▸ What is required:
Note each line of the entries that includes "درجة". Then copy those lines.

"""

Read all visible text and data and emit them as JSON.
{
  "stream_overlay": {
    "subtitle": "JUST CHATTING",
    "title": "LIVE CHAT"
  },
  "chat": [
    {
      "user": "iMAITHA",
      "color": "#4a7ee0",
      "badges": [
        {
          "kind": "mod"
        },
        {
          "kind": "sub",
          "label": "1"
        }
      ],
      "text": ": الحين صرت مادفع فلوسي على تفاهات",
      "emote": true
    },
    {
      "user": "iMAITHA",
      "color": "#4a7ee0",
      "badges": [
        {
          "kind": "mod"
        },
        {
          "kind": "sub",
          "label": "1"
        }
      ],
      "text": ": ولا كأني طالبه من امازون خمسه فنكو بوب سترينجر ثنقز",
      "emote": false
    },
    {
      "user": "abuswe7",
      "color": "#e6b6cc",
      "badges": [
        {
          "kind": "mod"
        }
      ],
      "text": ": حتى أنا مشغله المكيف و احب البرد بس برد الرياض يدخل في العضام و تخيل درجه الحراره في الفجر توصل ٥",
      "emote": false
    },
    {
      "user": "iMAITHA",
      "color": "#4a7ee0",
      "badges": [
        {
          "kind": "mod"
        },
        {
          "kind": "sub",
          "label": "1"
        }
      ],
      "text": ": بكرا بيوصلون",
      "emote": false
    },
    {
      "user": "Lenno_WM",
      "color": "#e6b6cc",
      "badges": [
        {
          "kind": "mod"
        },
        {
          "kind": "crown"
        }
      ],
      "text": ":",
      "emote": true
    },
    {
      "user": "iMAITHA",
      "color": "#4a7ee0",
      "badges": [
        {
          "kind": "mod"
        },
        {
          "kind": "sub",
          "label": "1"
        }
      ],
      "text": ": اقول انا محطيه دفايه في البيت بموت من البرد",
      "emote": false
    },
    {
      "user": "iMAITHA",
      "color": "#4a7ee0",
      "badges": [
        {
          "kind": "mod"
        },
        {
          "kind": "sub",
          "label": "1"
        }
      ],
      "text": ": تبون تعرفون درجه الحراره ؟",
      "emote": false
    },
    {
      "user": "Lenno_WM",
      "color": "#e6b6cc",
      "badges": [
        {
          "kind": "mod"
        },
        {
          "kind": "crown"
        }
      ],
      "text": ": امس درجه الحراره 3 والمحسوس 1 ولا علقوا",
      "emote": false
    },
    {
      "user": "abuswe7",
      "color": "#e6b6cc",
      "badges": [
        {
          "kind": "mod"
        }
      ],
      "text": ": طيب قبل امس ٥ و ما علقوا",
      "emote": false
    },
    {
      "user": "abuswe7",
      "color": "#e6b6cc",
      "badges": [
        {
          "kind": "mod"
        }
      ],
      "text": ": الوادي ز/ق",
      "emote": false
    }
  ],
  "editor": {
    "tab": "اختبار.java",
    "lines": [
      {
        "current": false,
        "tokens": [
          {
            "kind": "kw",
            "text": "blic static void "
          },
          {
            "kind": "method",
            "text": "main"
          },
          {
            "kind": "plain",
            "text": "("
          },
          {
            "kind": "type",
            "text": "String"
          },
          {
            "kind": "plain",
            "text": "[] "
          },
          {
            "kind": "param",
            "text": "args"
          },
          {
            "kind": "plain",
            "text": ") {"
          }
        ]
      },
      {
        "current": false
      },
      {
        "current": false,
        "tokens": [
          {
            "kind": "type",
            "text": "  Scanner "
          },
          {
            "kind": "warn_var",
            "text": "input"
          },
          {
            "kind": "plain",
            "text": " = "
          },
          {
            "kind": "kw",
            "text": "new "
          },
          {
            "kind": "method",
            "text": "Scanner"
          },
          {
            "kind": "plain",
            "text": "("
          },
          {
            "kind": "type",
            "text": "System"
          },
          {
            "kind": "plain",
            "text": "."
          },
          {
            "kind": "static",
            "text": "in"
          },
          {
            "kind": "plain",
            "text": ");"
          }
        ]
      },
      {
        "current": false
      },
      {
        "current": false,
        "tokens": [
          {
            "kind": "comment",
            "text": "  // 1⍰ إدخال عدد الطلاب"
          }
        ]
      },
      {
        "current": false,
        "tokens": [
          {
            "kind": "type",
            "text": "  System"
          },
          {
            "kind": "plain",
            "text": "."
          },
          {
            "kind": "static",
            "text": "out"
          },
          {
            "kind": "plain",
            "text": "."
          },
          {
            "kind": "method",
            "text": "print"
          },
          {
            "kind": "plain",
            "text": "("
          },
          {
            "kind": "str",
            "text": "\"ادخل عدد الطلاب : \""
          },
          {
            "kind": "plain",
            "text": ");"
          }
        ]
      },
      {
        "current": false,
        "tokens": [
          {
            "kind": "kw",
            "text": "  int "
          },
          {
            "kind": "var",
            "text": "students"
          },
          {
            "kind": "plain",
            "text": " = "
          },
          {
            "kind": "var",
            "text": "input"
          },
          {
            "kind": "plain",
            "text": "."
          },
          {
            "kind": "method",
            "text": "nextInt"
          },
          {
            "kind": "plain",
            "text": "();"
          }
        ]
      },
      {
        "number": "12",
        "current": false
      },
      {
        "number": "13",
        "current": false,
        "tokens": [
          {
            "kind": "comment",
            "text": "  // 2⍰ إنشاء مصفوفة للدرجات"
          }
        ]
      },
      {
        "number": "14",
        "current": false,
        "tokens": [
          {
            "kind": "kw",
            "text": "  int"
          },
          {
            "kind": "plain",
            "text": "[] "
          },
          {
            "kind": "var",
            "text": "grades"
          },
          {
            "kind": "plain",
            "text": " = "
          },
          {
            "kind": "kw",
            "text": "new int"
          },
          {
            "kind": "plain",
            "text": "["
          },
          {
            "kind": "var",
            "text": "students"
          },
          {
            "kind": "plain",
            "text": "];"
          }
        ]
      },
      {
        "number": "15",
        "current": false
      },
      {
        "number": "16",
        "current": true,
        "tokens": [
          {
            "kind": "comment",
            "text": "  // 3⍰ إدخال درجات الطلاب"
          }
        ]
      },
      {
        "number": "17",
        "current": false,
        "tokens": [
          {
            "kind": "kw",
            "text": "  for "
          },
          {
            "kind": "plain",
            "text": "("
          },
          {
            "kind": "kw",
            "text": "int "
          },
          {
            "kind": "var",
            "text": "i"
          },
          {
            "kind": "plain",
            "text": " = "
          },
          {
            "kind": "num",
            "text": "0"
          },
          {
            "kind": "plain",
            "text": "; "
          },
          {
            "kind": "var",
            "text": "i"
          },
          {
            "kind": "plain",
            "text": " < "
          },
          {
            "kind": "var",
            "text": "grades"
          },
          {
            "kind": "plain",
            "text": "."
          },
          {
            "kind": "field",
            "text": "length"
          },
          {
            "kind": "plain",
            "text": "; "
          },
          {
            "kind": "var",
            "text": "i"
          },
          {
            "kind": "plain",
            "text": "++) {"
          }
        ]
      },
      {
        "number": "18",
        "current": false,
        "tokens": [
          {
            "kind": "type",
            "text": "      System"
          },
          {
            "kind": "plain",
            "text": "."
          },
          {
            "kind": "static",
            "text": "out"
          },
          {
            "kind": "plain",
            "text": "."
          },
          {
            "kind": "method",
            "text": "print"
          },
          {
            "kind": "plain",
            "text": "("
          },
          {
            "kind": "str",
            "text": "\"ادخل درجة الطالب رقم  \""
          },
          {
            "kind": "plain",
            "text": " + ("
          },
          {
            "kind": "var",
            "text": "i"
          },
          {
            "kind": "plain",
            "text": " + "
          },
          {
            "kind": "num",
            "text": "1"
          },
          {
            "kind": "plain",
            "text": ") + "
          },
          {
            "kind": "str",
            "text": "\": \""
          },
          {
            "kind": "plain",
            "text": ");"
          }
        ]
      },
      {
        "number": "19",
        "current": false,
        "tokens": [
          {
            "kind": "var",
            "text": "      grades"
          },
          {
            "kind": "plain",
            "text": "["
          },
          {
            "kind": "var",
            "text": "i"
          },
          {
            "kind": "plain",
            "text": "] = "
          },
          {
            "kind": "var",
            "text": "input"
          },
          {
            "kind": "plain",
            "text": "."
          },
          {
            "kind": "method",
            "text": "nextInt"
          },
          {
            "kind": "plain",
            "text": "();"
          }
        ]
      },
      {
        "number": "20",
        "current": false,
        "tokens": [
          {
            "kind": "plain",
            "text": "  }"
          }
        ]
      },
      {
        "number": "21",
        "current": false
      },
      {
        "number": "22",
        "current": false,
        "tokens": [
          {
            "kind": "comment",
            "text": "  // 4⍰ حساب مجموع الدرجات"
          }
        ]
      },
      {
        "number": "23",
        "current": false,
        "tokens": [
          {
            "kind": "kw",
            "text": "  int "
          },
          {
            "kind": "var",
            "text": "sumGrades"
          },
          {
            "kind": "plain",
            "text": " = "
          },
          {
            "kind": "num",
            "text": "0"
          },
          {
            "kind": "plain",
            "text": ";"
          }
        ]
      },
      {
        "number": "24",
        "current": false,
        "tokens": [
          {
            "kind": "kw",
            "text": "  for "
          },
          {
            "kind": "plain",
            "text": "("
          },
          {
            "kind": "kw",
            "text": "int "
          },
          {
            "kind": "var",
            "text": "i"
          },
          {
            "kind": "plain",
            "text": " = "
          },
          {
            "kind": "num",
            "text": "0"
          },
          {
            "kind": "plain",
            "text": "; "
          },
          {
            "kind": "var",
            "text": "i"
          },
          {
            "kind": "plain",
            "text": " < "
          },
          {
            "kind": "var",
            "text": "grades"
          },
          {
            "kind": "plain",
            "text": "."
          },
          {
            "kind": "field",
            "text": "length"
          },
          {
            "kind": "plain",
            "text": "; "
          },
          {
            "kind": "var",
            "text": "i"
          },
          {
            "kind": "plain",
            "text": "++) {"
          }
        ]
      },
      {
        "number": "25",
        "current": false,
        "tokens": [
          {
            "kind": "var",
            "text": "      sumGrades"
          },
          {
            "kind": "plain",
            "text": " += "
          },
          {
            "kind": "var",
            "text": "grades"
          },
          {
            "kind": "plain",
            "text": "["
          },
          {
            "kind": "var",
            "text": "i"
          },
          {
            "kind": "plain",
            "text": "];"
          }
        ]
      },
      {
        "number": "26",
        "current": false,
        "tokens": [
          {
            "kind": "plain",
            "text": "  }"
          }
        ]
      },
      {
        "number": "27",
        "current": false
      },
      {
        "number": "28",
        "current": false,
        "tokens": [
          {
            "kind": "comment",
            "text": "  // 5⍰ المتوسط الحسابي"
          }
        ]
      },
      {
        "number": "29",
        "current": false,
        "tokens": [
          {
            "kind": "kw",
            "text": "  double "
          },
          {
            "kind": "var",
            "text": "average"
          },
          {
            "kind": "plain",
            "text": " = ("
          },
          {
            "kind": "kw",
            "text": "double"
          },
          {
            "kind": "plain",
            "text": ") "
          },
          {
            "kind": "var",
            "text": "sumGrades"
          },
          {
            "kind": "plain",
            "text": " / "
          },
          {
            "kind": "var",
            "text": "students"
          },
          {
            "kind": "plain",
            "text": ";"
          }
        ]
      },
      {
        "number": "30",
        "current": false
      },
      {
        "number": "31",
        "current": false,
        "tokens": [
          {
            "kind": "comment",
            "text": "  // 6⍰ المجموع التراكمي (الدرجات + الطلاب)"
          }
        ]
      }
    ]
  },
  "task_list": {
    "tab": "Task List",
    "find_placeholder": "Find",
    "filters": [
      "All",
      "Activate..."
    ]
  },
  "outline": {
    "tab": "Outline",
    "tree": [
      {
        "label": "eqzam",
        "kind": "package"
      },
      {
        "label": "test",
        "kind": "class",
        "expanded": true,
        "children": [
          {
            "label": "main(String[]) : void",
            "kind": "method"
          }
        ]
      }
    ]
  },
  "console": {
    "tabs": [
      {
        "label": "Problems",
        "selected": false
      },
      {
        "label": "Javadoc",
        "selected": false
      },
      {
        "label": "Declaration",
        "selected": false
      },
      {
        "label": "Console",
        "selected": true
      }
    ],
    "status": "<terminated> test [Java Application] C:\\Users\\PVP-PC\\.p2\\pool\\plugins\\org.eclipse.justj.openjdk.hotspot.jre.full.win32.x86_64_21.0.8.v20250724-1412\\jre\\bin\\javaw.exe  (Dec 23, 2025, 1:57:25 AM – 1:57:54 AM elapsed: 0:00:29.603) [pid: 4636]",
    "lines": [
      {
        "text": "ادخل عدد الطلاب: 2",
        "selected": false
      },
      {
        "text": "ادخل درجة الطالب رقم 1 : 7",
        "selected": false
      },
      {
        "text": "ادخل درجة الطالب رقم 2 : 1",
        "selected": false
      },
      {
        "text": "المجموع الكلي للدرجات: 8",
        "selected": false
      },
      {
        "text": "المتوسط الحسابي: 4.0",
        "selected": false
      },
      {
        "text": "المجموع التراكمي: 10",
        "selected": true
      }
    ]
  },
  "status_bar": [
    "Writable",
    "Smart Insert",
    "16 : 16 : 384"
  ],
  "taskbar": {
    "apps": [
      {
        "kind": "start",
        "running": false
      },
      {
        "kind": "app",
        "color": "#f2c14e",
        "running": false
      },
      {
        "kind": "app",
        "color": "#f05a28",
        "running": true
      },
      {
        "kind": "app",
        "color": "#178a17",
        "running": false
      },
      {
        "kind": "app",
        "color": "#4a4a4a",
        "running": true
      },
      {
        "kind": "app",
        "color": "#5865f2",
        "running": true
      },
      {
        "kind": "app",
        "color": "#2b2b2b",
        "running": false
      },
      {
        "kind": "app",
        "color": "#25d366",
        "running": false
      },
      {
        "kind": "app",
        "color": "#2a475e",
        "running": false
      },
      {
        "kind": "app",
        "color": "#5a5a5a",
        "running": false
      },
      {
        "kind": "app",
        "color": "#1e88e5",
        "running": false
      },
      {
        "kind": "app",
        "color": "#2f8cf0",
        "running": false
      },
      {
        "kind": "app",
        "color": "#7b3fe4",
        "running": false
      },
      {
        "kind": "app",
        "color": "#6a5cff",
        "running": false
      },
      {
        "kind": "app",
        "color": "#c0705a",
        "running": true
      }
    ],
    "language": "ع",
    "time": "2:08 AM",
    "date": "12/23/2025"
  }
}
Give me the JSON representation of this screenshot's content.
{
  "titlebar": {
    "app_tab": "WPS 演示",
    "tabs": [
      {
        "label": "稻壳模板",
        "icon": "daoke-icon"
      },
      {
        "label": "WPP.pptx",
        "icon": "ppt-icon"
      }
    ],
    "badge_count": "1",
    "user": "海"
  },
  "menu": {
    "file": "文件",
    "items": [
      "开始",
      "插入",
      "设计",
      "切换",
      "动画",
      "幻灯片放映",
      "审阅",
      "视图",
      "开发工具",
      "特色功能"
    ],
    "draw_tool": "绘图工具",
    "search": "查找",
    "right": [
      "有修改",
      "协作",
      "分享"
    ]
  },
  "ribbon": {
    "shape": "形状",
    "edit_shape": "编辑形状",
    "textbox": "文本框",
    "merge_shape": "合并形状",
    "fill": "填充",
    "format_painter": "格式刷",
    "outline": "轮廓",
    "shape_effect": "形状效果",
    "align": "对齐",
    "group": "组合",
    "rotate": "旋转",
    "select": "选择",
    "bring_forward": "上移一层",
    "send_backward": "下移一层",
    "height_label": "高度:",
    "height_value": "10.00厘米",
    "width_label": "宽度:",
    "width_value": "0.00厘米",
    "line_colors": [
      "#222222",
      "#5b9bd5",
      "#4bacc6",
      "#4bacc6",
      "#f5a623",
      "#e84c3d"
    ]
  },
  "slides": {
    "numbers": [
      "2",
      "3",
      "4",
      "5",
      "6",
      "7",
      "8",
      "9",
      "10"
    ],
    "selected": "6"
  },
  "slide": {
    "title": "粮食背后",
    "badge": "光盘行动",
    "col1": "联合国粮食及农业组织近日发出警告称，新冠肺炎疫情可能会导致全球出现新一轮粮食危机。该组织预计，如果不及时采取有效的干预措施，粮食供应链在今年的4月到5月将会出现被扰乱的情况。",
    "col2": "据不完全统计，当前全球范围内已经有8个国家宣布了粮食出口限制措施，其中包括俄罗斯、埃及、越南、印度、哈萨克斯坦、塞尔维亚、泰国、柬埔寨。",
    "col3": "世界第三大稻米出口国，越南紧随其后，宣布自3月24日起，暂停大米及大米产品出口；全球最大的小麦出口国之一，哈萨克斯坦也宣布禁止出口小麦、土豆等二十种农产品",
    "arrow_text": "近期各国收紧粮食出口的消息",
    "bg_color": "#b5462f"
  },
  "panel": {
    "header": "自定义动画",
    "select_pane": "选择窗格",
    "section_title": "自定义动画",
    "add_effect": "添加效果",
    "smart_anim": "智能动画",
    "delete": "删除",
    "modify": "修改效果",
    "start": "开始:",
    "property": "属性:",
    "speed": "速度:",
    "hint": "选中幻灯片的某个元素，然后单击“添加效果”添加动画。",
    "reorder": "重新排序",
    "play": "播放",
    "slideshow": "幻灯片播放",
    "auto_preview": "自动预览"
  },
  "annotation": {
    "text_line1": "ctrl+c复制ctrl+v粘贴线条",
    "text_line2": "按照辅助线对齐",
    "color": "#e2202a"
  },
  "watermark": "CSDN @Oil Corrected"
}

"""

▸ Task solution:
            "text": "\"ادخل درجة الطالب رقم  \""
        "text": "ادخل درجة الطالب رقم 1 : 7",
        "text": "ادخل درجة الطالب رقم 2 : 1",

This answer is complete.